Task prompt: Gather all lines in the entries below that include the word "background".

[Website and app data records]
________________
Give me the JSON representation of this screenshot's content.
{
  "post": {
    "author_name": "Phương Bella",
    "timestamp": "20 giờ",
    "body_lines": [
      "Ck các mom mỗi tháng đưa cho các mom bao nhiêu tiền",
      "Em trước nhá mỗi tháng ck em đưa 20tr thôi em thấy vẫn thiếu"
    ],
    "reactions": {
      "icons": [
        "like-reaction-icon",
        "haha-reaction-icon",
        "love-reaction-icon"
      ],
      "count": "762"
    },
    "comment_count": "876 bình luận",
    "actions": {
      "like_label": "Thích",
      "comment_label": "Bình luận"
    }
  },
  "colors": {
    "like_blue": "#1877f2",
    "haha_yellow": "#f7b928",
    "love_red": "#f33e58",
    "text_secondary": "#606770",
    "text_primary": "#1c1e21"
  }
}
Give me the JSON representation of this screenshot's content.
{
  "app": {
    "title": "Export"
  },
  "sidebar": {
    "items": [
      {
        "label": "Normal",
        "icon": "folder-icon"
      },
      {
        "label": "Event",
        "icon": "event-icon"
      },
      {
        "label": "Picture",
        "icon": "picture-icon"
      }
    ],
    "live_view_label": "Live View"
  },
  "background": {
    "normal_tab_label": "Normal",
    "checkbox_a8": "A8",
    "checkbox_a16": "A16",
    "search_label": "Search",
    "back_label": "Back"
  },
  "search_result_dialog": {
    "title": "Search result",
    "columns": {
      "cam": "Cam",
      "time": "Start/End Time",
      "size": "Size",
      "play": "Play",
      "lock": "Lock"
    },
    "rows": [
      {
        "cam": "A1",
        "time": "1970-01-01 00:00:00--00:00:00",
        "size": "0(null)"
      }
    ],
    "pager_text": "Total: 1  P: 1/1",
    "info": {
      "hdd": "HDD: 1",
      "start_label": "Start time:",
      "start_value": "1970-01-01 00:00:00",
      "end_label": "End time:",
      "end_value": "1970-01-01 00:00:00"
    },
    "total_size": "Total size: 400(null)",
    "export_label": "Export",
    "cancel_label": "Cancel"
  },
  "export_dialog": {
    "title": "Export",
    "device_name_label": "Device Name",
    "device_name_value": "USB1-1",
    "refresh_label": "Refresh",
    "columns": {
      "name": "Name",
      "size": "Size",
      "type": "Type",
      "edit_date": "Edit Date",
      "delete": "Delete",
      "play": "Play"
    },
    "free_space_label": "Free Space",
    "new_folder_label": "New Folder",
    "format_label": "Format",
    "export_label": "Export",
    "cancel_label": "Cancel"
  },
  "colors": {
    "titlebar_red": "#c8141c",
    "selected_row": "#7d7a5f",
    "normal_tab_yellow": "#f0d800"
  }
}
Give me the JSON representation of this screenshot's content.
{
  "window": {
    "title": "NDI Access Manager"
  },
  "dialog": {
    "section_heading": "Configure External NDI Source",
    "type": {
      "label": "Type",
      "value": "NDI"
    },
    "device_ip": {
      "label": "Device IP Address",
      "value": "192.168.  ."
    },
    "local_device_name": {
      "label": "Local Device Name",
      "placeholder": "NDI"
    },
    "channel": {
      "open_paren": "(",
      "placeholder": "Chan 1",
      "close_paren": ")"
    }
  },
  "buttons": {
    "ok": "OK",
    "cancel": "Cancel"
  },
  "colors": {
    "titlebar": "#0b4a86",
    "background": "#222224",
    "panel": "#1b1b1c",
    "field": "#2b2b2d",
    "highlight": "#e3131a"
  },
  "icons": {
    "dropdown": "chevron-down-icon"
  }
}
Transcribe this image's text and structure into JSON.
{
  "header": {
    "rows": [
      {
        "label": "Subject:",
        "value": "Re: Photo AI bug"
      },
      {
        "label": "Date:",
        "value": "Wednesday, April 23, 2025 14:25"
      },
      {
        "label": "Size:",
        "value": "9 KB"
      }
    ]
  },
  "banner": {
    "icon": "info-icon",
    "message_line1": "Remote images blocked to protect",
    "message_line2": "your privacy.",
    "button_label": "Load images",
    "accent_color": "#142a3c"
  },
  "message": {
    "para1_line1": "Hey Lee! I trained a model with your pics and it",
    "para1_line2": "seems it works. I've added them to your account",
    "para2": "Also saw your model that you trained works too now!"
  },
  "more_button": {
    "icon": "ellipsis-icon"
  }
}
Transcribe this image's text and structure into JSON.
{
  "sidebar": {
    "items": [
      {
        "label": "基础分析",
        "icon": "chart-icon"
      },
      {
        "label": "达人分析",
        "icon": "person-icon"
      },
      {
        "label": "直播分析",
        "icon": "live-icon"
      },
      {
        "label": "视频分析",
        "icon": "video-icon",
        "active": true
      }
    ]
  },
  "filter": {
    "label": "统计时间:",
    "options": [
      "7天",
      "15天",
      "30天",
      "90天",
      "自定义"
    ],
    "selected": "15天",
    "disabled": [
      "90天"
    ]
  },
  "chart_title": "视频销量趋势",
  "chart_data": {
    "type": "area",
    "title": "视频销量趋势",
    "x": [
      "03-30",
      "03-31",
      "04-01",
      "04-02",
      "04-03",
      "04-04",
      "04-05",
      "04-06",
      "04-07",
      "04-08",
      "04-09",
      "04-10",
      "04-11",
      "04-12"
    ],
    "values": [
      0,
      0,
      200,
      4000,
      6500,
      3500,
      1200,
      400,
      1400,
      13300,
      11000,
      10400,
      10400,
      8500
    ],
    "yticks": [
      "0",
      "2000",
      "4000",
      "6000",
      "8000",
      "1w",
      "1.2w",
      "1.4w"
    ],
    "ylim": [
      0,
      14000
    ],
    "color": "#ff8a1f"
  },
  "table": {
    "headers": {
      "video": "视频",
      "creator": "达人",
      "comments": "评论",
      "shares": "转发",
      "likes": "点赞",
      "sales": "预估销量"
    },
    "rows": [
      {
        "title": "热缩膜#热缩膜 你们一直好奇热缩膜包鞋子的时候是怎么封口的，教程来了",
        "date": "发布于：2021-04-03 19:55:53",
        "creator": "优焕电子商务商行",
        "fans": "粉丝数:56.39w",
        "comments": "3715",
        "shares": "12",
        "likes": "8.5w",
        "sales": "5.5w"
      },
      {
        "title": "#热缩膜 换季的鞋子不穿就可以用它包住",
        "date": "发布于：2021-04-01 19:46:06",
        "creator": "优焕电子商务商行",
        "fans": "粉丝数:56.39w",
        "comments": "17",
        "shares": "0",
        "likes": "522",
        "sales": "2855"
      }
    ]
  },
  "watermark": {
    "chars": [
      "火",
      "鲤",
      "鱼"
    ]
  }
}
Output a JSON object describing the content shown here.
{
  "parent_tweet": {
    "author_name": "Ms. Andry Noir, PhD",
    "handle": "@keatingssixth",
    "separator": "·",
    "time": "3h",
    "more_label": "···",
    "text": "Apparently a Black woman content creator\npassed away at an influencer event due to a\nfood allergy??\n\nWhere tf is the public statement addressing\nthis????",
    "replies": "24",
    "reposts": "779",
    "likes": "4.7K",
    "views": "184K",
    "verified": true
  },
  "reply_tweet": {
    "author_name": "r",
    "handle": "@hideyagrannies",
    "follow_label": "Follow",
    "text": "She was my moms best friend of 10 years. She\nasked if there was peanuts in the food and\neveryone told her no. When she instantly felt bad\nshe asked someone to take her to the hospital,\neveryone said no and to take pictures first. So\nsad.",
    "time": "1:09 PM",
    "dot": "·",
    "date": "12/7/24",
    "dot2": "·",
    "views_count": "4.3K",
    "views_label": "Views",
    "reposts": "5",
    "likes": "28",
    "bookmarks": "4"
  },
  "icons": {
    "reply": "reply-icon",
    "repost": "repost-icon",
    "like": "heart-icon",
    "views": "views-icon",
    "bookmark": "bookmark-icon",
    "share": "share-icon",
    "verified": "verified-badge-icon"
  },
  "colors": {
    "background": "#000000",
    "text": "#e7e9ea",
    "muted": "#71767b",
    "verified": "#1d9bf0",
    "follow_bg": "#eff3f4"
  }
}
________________
Response to this exercise:
  "background": {
    "background": "#222224",
    "background": "#000000",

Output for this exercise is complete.